Cryogenic Multiphase Mass Flow Meter
Tech4Imaging, LLC has spent the last few years researching, developing and testing a new capacitance-based multiphase cryogenic flowmeter. Originally presented at CEC/ICMC’23 in Honolulu, the new design was able to achieve high accuracy across a broad range of flow rates, volume fractions and flow regimes. This development required overcoming several significant technological hurdles.
Tech4Imaging’s patent-pending mass flow meter relies on cross-correlation of a capacitance flow signal as fluid moves through the sensor. Measurement of flow velocity via cross-correlation required the development of a very high-speed data processing architecture, capable of collecting over 20,000 frames per second.
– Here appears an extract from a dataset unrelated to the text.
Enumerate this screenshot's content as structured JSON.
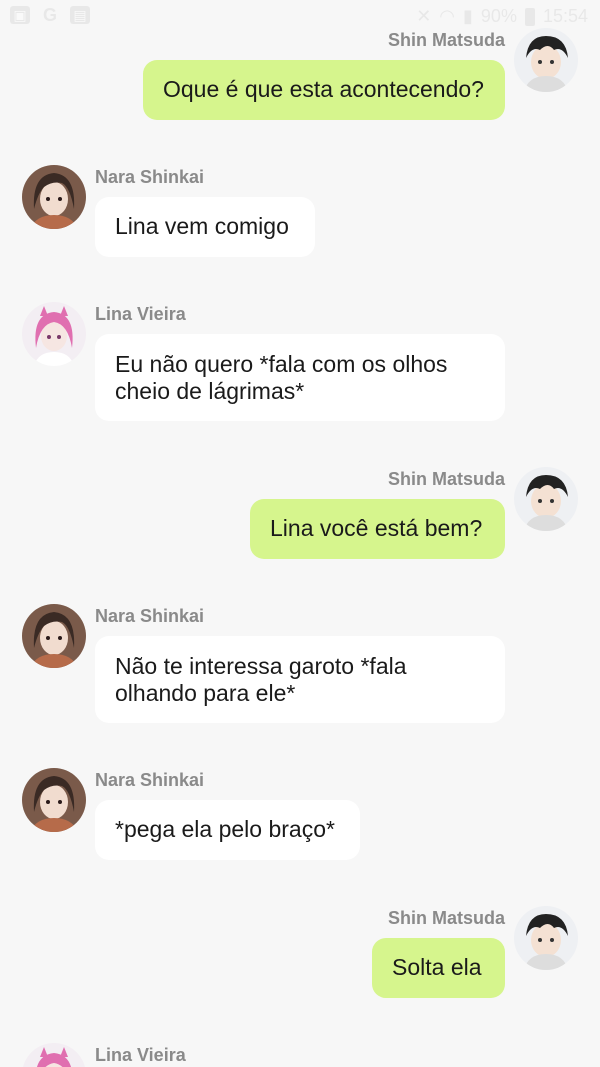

The instrument measures the volume fraction of liquid in the region based on the difference in the dielectric constant between the liquid and gas phase of the cryogen. The volume fraction is then converted to a mass fraction based on the densities of the phases at the measured operating temperature. From the mass fraction and velocity, the mass flow rate can be calculated.
Cryogenic Multiphase Calibration Flow Loop
Calibrating and verifying the flowmeter required the construction of a multiphase cryogenic flow loop. This system was also a significant development by Tech4Imaging, capable of independently varying the flow rate and volume fraction to achieve a wide range of fluid flow conditions. The instrument and flow loop have been extensively tested with LN2 and are in the process of being tested with LH2. Adaptation to other cryogens like LOX or liquid methane is expected to follow. A paper summarizing the construction of the flow loop, the overall test regime, and the results will soon be published in the IOP Conference Series: “Materials Science and Engineering, Advances in Cryogenic Engineering.”
Cryogenic Multiphase Mass Gauging
Tech4Imaging is at the forefront of cryogenics research. Tech4Imaging’s other main technology called Electrical Capacitance Volume Tomography, or ECVT, is able to record images and phase distribution data of multiphase mixtures. Tech4Imaging has recently applied this technology to study microgravity mass gauging.
Fluids, often propellants, in microgravity don’t maintain a consistent and easy-to-measure level state. This limits the techniques that can be used to measure the amount of fluid remaining in a tank, a critical parameter for long-term space missions.
Traditional methods have serious drawbacks in terms of accuracy, reliability and response time. ECVT, however, has tremendous potential to solve these problems. In an upcoming series of papers in the journal Cryogenics and the journal Sensors, Tech4Imaging will demonstrate the construction and testing of a prototype sensor, as well as a variety of techniques to improve the accuracy of the reconstructed mass fraction using imaging and newly developed machine learning algorithms.
Capacitance technology has many advantages in the field of cryogenics due to its non-intrusive, non-hazardous nature, its fast response times and its high degree of sensitivity. Tech4Imaging hopes to continue to push the boundaries of new research into cryogenic fluid dynamics using its newly developed technology.